The sentencing this month of three members of the Russian feminist punk collective Pussy Riot to two years in prison for “hooliganism” showed once again how authoritarian leaders fear the power of art and thus unwittingly undermine their own power.

After all, who had heard of this confrontationally named group until Russian President Vladimir Putin’s apparatchiks decided to make an example of them, to help quell a growing chorus of dissent? I had not, even though I am a punk activist and historian who was an early supporter of D.C.’s Riot Grrrl movement, a key inspiration for Pussy Riot.

Without overreaction by the Russian authorities, the band’s theatrical anti-Putin “punk prayer” at a Russian Orthodox cathedral would have touched almost no one beyond the handful present for the action. Now the three young women — Nadezh­da Tolokonnikova, Maria Alekhina and Ekaterina Samutsevich — are internationally known and have been deemed “prisoners of conscience” by Amnesty International, and their band’s racy name has become something akin to a household word. Conversely, Putin appears not only oppressive but scared, weakened by a show trial that was intended to solidify his rule.

I know this dynamic from the inside, having been one of the ringleaders of a similar punk escapade in 1987-88. At the time, Ronald Reagan was president and his attorney general, Edwin Meese III, was mired in scandal, with three special prosecutors on his trail.

Annoyed by Meese’s actions and eager to embarrass the Reagan administration, Dischord Records co-founder Jeff Nelson came up with a creative and rude action: silk-screening 3-by-4-foot red, white, black and blue posters that simply stated “Meese is a pig.” At my suggestion, three paragraphs making our case against Meese were glued to the bottom of each poster, lest the poster be dismissed as a mindless prank.

A multiple-exposure image of protesters putting up posters around Washington in May 1988. (John Falls )

We had a sense of humor about our endeavor and few illusions about its likely efficacy. However, the effort was no joke. With help from Positive Force DC — an activist collective I co-founded in 1985 — and assorted other local punks, we proceeded to paste a couple hundred of the posters across the D.C. metropolitan area under cover of night in December 1987, including outside the Justice Department. Amazingly, we pulled off our guerrilla poster campaign without being arrested or even unmasked by the authorities.

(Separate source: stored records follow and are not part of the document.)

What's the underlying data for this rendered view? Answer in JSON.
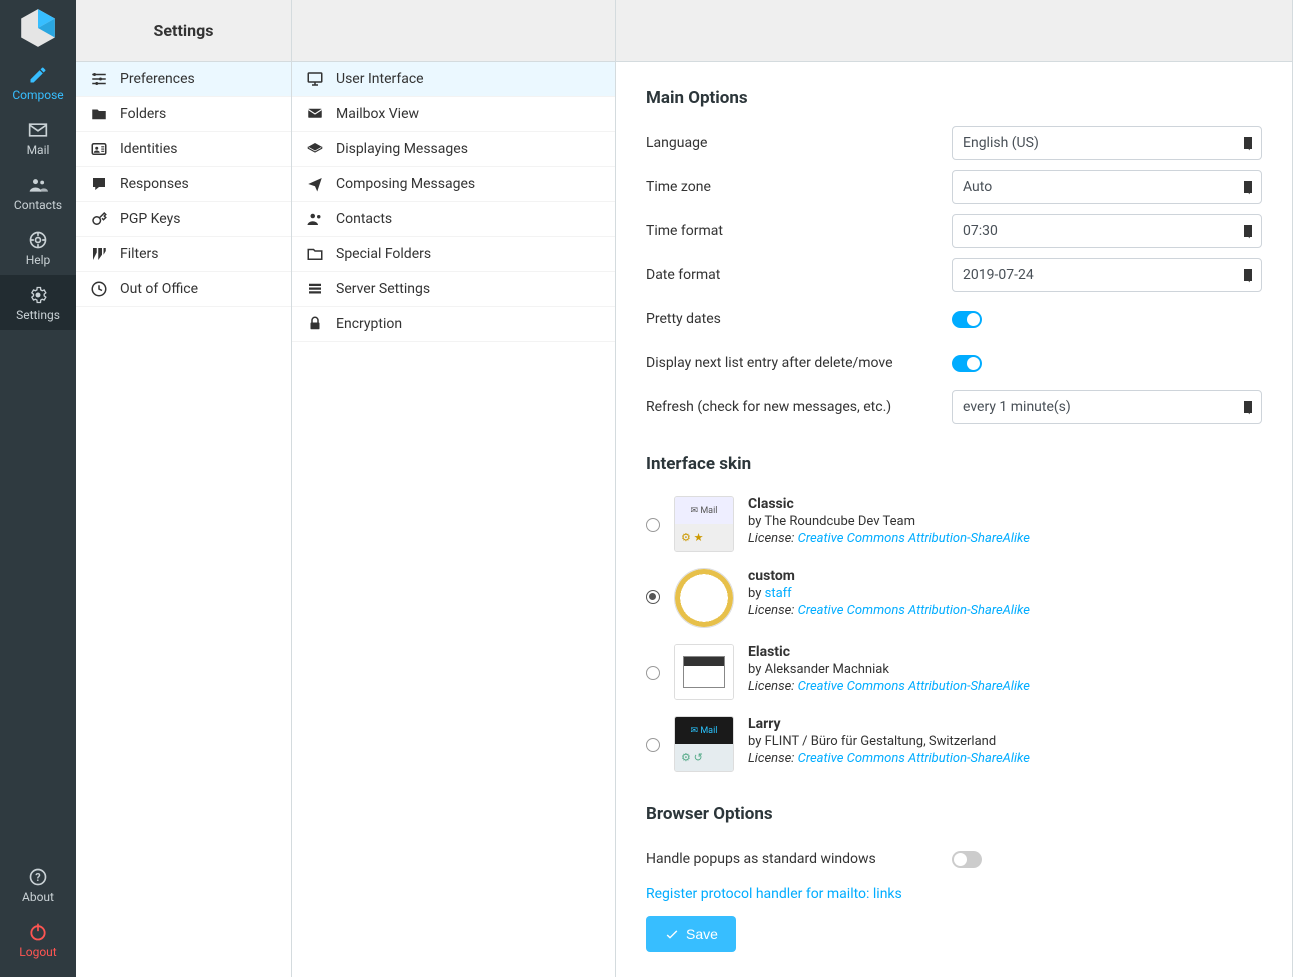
{
  "sidebar": {
    "items": [
      {
        "label": "Compose"
      },
      {
        "label": "Mail"
      },
      {
        "label": "Contacts"
      },
      {
        "label": "Help"
      },
      {
        "label": "Settings"
      }
    ],
    "bottom": [
      {
        "label": "About"
      },
      {
        "label": "Logout"
      }
    ]
  },
  "col1": {
    "header": "Settings",
    "items": [
      {
        "label": "Preferences"
      },
      {
        "label": "Folders"
      },
      {
        "label": "Identities"
      },
      {
        "label": "Responses"
      },
      {
        "label": "PGP Keys"
      },
      {
        "label": "Filters"
      },
      {
        "label": "Out of Office"
      }
    ],
    "selected_index": 0
  },
  "col2": {
    "items": [
      {
        "label": "User Interface"
      },
      {
        "label": "Mailbox View"
      },
      {
        "label": "Displaying Messages"
      },
      {
        "label": "Composing Messages"
      },
      {
        "label": "Contacts"
      },
      {
        "label": "Special Folders"
      },
      {
        "label": "Server Settings"
      },
      {
        "label": "Encryption"
      }
    ],
    "selected_index": 0
  },
  "main": {
    "section_main_options": "Main Options",
    "language_label": "Language",
    "language_value": "English (US)",
    "timezone_label": "Time zone",
    "timezone_value": "Auto",
    "timeformat_label": "Time format",
    "timeformat_value": "07:30",
    "dateformat_label": "Date format",
    "dateformat_value": "2019-07-24",
    "pretty_dates_label": "Pretty dates",
    "pretty_dates_value": true,
    "display_next_label": "Display next list entry after delete/move",
    "display_next_value": true,
    "refresh_label": "Refresh (check for new messages, etc.)",
    "refresh_value": "every 1 minute(s)",
    "section_interface_skin": "Interface skin",
    "skins": [
      {
        "name": "Classic",
        "by_prefix": "by ",
        "by": "The Roundcube Dev Team",
        "by_link": false,
        "license_prefix": "License: ",
        "license": "Creative Commons Attribution-ShareAlike",
        "selected": false
      },
      {
        "name": "custom",
        "by_prefix": "by ",
        "by": "staff",
        "by_link": true,
        "license_prefix": "License: ",
        "license": "Creative Commons Attribution-ShareAlike",
        "selected": true
      },
      {
        "name": "Elastic",
        "by_prefix": "by ",
        "by": "Aleksander Machniak",
        "by_link": false,
        "license_prefix": "License: ",
        "license": "Creative Commons Attribution-ShareAlike",
        "selected": false
      },
      {
        "name": "Larry",
        "by_prefix": "by ",
        "by": "FLINT / Büro für Gestaltung, Switzerland",
        "by_link": false,
        "license_prefix": "License: ",
        "license": "Creative Commons Attribution-ShareAlike",
        "selected": false
      }
    ],
    "section_browser_options": "Browser Options",
    "popups_label": "Handle popups as standard windows",
    "popups_value": false,
    "protocol_link": "Register protocol handler for mailto: links",
    "save_label": "Save"
  }
}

We took pride in our work and enjoyed the minor local buzz around the mysterious posters that ensued, including in The Post. Nonetheless, the ripples we generated quickly dissipated.

As the scandals around Meese deepened, and pressure grew for his resignation, Nelson determined to do a second, larger round of posters, with a snarky — but stylishly rendered — “Experts agree!:” appended to the “Meese is a pig” line. This time we aimed to clandestinely post more than 500 of the eye-catching posters and dispatched our punk army to carry out the task late one evening in May 1988.

Our greater ambition, however, was not matched by sufficiently greater skill. This time, three of our teams had run-ins with the police, resulting in several tickets being written. However, these minor penalties soon escalated, and I found myself under investigation by the FBI (an agent told my lawyer he was acting at the behest of the Justice Department), while other organizers also faced charges disproportionate to the crime.

This effort at raw intimidation blew up in the face of the administration once our case found its way to the front page of The Post and — via the Associated Press — into newspapers around the country. While the charges were quickly dropped and the FBI investigation halted, the story was given renewed life when a bicycle courier making a delivery was denied entrance to the Justice Department because he was wearing a “Meese is a pig” T-shirt.

This time, the story rocketed around the globe. One friend read about it in a Russian newspaper; another heard a story about it on Indonesian radio. A crude prank that might have mattered only to a couple hundred denizens of our nation’s capital was given wings, spreading our message to corners undreamed of in our wildest imagination. Our tale had a happy ending when Meese resigned shortly thereafter, repudiated by his own Republican allies who feared that he might be a drag on George H.W. Bush as he sought to extend the Reagan era for four more years.

Thus did ragged punk vandals become celebrated voices of dissent. While the irony was delicious, at the time I often thought of the famous rejoinder of the august Times of London, drawing from poet Alexander Pope, to the arrest of Mick Jagger and Keith Richards in 1967 on politically motivated drug charges: Who breaks a butterfly on a wheel?

Scared, self-destructive authoritarians do, as Vladimir Putin has shown. Tolokonnikova, Alekhina and Samutsevich face incarceration — and, for two of them, separation from their young children — but they can take heart that their message has been heard around the world, given extraordinary power and resonance by the Putin regime’s foolhardy actions.